If you’re looking for a local
to root for in next week’s U.S.
Open, there is one guy – and he’s quite the Cinderella story.
Of the six area golfers who
teed it up in section qualifying on Monday, only Michael Tobiason Jr., 27, from
Wilmington, a teaching pro at Applecross Golf
Academy at Applecross
CC, played his way into the Open
at Congressional CC in Bethesda,
Md., beginning next Thursday.
his ticket to the Open with stellar rounds of 69-66=135,
at Woodmont CC in Rockville, Md., leaving him T-3rd
among 112 hopefuls who were vying for 10 spots.
Here’s the best part: Not
only is this Tobiason’s
first U.S. Open, it will be the
first PGA Tour event he has ever
attended, let alone played in.
"It feels good; the hard
work is finally starting to pay off," said Tobiason, reached on his cell
phone Thursday. "Professional golf

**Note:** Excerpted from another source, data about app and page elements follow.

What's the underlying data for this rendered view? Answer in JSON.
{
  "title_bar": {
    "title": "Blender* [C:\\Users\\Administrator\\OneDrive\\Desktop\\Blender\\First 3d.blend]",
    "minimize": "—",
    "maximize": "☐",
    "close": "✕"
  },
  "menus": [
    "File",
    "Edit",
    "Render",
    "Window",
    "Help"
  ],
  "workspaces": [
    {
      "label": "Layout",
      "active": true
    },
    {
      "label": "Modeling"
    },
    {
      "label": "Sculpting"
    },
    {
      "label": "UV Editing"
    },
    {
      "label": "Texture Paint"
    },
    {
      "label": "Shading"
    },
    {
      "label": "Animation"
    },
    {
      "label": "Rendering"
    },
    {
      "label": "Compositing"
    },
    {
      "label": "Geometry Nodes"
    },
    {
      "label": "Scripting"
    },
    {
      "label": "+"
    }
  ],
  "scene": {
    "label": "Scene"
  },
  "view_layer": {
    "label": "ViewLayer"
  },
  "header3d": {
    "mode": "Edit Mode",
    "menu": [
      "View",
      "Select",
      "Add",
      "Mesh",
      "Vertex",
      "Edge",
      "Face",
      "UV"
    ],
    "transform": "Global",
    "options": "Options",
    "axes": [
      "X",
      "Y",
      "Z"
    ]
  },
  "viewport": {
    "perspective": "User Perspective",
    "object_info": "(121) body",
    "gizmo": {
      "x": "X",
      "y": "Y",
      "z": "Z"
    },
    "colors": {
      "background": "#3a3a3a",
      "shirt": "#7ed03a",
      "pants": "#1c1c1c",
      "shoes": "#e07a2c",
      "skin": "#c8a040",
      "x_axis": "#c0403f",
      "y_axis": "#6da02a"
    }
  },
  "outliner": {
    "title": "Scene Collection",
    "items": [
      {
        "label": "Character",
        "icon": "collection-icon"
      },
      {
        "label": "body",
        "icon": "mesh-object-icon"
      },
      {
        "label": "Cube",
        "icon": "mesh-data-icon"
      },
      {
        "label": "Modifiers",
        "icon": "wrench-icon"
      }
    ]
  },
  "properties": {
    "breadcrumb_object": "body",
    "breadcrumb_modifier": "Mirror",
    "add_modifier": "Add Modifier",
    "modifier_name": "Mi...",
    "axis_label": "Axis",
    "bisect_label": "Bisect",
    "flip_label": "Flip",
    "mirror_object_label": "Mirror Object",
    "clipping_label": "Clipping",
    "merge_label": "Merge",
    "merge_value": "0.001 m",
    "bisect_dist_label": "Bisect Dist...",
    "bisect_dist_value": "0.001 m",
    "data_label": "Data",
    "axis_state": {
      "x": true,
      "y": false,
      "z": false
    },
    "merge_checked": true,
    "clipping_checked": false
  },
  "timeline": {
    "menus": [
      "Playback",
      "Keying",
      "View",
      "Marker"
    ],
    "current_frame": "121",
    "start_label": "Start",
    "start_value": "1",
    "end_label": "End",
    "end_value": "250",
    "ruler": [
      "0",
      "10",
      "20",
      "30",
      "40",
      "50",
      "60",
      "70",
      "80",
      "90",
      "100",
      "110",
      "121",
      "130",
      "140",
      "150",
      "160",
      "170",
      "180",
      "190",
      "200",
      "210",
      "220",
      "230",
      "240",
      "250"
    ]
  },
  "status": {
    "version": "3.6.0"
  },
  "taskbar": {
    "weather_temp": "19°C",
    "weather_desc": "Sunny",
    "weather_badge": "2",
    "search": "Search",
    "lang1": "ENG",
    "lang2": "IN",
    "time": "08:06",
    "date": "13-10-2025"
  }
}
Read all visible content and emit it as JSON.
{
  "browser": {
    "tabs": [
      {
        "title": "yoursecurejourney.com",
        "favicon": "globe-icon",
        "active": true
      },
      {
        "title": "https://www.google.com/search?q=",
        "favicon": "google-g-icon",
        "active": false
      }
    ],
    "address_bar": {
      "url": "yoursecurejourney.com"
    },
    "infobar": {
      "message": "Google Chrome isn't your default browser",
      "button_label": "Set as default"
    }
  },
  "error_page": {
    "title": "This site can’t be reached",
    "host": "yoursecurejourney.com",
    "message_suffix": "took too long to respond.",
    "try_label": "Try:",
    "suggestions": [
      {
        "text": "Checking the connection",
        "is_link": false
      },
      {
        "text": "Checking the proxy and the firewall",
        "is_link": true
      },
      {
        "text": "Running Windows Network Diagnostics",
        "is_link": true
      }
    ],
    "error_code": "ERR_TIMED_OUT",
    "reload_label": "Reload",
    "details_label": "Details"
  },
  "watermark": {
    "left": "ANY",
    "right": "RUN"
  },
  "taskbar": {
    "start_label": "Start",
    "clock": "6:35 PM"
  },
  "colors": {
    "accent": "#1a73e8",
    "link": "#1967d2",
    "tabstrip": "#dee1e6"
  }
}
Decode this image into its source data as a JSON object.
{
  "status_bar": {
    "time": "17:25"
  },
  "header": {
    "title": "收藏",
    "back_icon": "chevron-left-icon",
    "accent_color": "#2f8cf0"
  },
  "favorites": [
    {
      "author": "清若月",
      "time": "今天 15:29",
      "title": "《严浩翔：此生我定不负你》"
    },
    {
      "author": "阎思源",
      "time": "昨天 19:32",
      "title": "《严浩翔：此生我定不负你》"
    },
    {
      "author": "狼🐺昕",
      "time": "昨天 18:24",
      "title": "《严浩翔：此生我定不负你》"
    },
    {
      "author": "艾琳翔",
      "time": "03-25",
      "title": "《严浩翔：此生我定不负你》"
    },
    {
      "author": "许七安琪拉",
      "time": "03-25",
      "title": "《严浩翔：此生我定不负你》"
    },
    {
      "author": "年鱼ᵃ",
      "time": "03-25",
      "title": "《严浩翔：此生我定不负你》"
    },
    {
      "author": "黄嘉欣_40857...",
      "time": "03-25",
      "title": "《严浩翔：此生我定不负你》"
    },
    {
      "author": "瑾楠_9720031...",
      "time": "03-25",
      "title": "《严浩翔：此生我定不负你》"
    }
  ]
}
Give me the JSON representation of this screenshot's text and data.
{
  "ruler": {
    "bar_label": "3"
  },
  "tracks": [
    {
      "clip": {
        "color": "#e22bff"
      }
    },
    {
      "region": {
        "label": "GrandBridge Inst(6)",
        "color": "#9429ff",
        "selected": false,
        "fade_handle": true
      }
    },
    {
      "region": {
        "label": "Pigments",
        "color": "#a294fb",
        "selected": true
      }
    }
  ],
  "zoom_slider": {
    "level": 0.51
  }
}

is sort of a roller coaster ride. It’s nice when you see one of the little guys
get in there to play against the best in the world."
After playing junior golf in
the area, Tobiason
went on to be a two-time All-America
at Division II Goldey-Beacom
College in Wilmington, where he was Player
of the Year four straight years in the Central
Atlantic Collegiate Conference, beginning in 2003.
Since then, Tobiason has
taught at Eric MacCluen Golf, which is now based at Applecross Golf Academy. Tobiason has spent the past three winters in Florida,
notching eight wins on the mini-tour circuit as he chases his dream of one day
playing the PGA Tour.
Qualifying for the Open is a bit bittersweet for Tobiason, coming
as it does a year too late for his dad to witness his biggest success.
"He believed in me every
part of the way," Tobiason
said of his dad, Michael Sr., who
lost his battle with cancer last year at the age of 60. "I know he will be there every step of
the way. He lived a good life, and
he lived it to the fullest."
Tobiason is so new this level of competition, there is no one he can call for
advice or insight into what to expect – none of his friends have made it
to the Tour ahead of him. To
date, the best mentoring he has received has come from former Tour player Al Besselink,
who took him under his wing one winter in Florida.
"Al helped me not just with
my swing but with my mind," said Tobiason.
Speaking of which, Tobiason knows
he is about to strut onto the biggest stage in golf, and he fully expects a bad
case of butterflies.
"But those butterflies are
what make you feel alive," he said.
"You just have to get used to it.
You have to rise to the occasion, and that is what I plan on doing."
As for a game plan for the Open, Tobiason doesn’t want to try to
over-think things. He want to stay
in his normal routine as best he can, enjoy the moment and play his own
game. "That’s what I said this past
Monday (at sectional qualifying)," he said. "If I go out and play my game, I will
have no trouble getting in, and that is what I did."
His expectations for net
week? "Aim for the stars," he
said. "My expectations are
high. You’ve got to set them high."
Among the locals who did not
qualify for the Open were Sean O’Hair, 28, from West Chester, the
PGA Tour star who has been struggling of late. After missing the cut at the Memorial Tournament, O’Hair hung around for the sectional
qualifier in Columbus, Ohio, where he shot 4-nder 68 in the morning at Lakes G & CC but even par 72 in the
afternoon at Brookside G & CC,
missing by three shots. Complete
This will be the first major
O’Hair has missed since the 2008 Open at Torrey Pines, when he
withdrew after being injured in an auto accident back home in West Chester
several days earlier. In four Opens, O’Hair’s best finish was T-12th last year at Pebble Beach.
Other locals who failed to
make it out of sectional qualifying were Christopher
Gold (146) from Haddonfield and Michael
Kania (152) from Haverford.
At Canoe Brook CC in Summit, N.J., Billy Stewart from Devon missed by seven shots, shooting a total of
145; Chris Gray from Newark, Del.
(150) and Jonathan Rush (152) from
Yardley also came up short.